PwC, a global network of professional services firms, had a bold vision: reshape its workforce for the digital age. Impossible? Not with the help of UiPath.
In 2017, PwC US started in their digital upskilling journey that is now a global effort to train every person in the company how to build automations (that's more than 276,000 employees globally).
We know business leaders are concerned about a lack of digital skills in their workforce. According to PwC’s 2020 CEO survey, 79 percent of chief executives reported that this very thing threatens the future growth of their organizations. What if you could address this issue, while at the same time empowering your people to apply new tech skills to help improve their own productivity and job satisfaction?
PwC is tackling these challenges with an approach it calls “citizen-led innovation,” built around equal parts leadership and employee crowdsourcing. It is part of PwC’s $3 billion investment in upskilling its entire global workforce and developing and sharing technologies to support its clients and communities. The approach works—and without it, it’s tough to achieve the innovation, productivity and change PwC seeks on a large scale.
PwC’s comprehensive workforce upskilling strategy, which is ongoing, involves rolling out a suite of digital assessment and training programs, deployed on both PwC-developed and key industry technologies, that impact all employees’ day-to-day work and help create a culture of continuous learning.
Robotic process automation (RPA) is among the technologies PwC aimed to put into its peoples’ hands to provide training so they could automate time-consuming manual processes, help reduce human error, and free themselves and colleagues up to do more strategic work. To provide a platform for building “bots” and automating software workflows UiPath was one of the technologies selected for upskilling PwC’s workforce.
PwC leaders wanted the entire organization to have access to RPA software and Analytic Process Automation and the skills to be able to build their own automations. The idea was to “leave no person behind” when it came to digital know-how and access to relevant tools.
Lay of the land
The transformation began where major initiatives should: a hard look at what wasn’t working, and discussions about ways to not only fix those problems, but also help achieve the company’s business goals. PwC identified several highly repetitive, rules-based tasks that created inefficiencies for some of their people. Such manual jobs are ideal candidates for automation, and creating robots was a natural solution. The approach was dual pronged: driven by a centralized tech team to identify key processes and areas that would help deliver results for the firm, and, at the same time, grassroots and citizen-led. As a result, employees have free rein to apply newfound tech skills to help solve everyday challenges and automate manual processes, which helps increase job satisfaction and employee engagement.

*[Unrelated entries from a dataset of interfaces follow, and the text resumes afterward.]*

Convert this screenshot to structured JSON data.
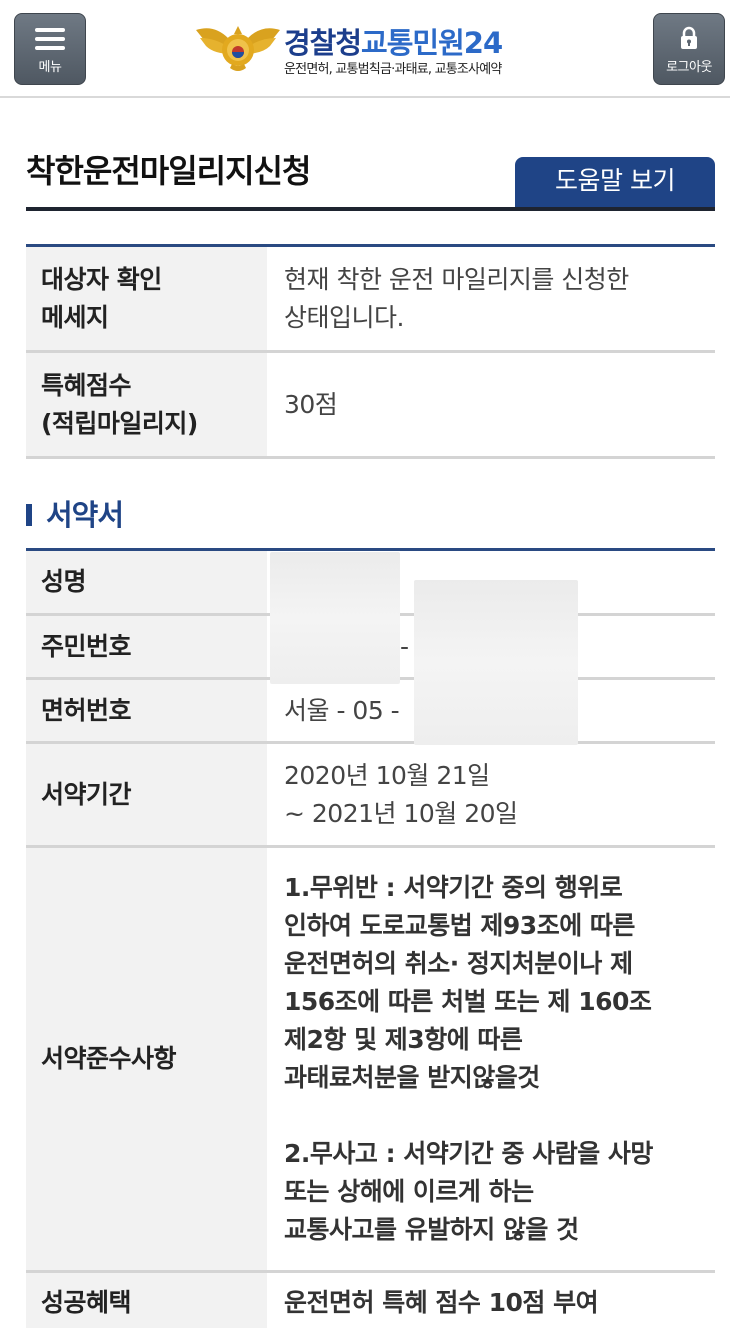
{
  "header": {
    "menu_label": "메뉴",
    "logout_label": "로그아웃",
    "brand_part1": "경찰청",
    "brand_part2": "교통민원24",
    "brand_sub": "운전면허, 교통범칙금·과태료, 교통조사예약"
  },
  "page": {
    "title": "착한운전마일리지신청",
    "help_button": "도움말 보기"
  },
  "status_table": [
    {
      "label": "대상자 확인\n메세지",
      "value": "현재 착한 운전 마일리지를 신청한\n상태입니다."
    },
    {
      "label": "특혜점수\n(적립마일리지)",
      "value": "30점"
    }
  ],
  "pledge_section": {
    "title": "서약서",
    "rows": [
      {
        "label": "성명",
        "value": ""
      },
      {
        "label": "주민번호",
        "value": "-"
      },
      {
        "label": "면허번호",
        "value": "서울 - 05 -"
      },
      {
        "label": "서약기간",
        "value": "2020년 10월 21일\n~ 2021년 10월 20일"
      },
      {
        "label": "서약준수사항",
        "value": "1.무위반 : 서약기간 중의 행위로\n인하여 도로교통법 제93조에 따른\n운전면허의 취소· 정지처분이나 제\n156조에 따른 처벌 또는 제 160조\n제2항 및 제3항에 따른\n과태료처분을 받지않을것\n\n2.무사고 : 서약기간 중 사람을 사망\n또는 상해에 이르게 하는\n교통사고를 유발하지 않을 것"
      },
      {
        "label": "성공혜택",
        "value": "운전면허 특혜 점수 10점 부여"
      }
    ]
  },
  "colors": {
    "navy": "#1f4486",
    "brand_dark": "#1c3e8c",
    "brand_light": "#2c6ac8",
    "header_button": "#5c6570"
  },
  "icons": {
    "menu": "hamburger-icon",
    "logout": "lock-icon",
    "emblem": "police-emblem-icon"
  }
}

PwC leaders also wanted to help enable everyone at the company— themselves included—with tech skills they could apply on the job to streamline their work and solve problems.
Offering a digital edge
With bots handling certain tasks automatically, PwC staff can focus their attention on enhancing the client experience. That means freeing up time to dig into data to glean new insights, focus on areas where human judgment is critical—or dream up the next innovative bot that should add value to their projects.
In our first year of using UiPath’s platform, we automated about five million hours of non-value-added work. We strongly believe that with the right approach RPA can transform any organization.
Partner, Intelligent Automation and Digital Upskilling Leader, PwC US
Only the beginning
PwC has rolled out RPA to its 50,000+ US and Mexico employees and is in the process of expanding this globally across the PwC network of firms. As a result, it has helped them enjoy measurable productivity gains and created a more digitally savvy workforce. One of the first business units to take advantage of RPA was PwC’s tax group. Their work is high-volume, data-intensive and highly structured — in other words, perfect for RPA. Tax group stakeholders reported increased productivity levels and reduced operational costs following the rollout. PwC will continue to enhance how RPA supports their own work and helping their clients in their own digital transformations.
BY THE NUMBERS
- A robotfor every employee
- 50K+employees introduced to RPA
- 5M+staff hours saved
- $500M+saved from reduced staff hours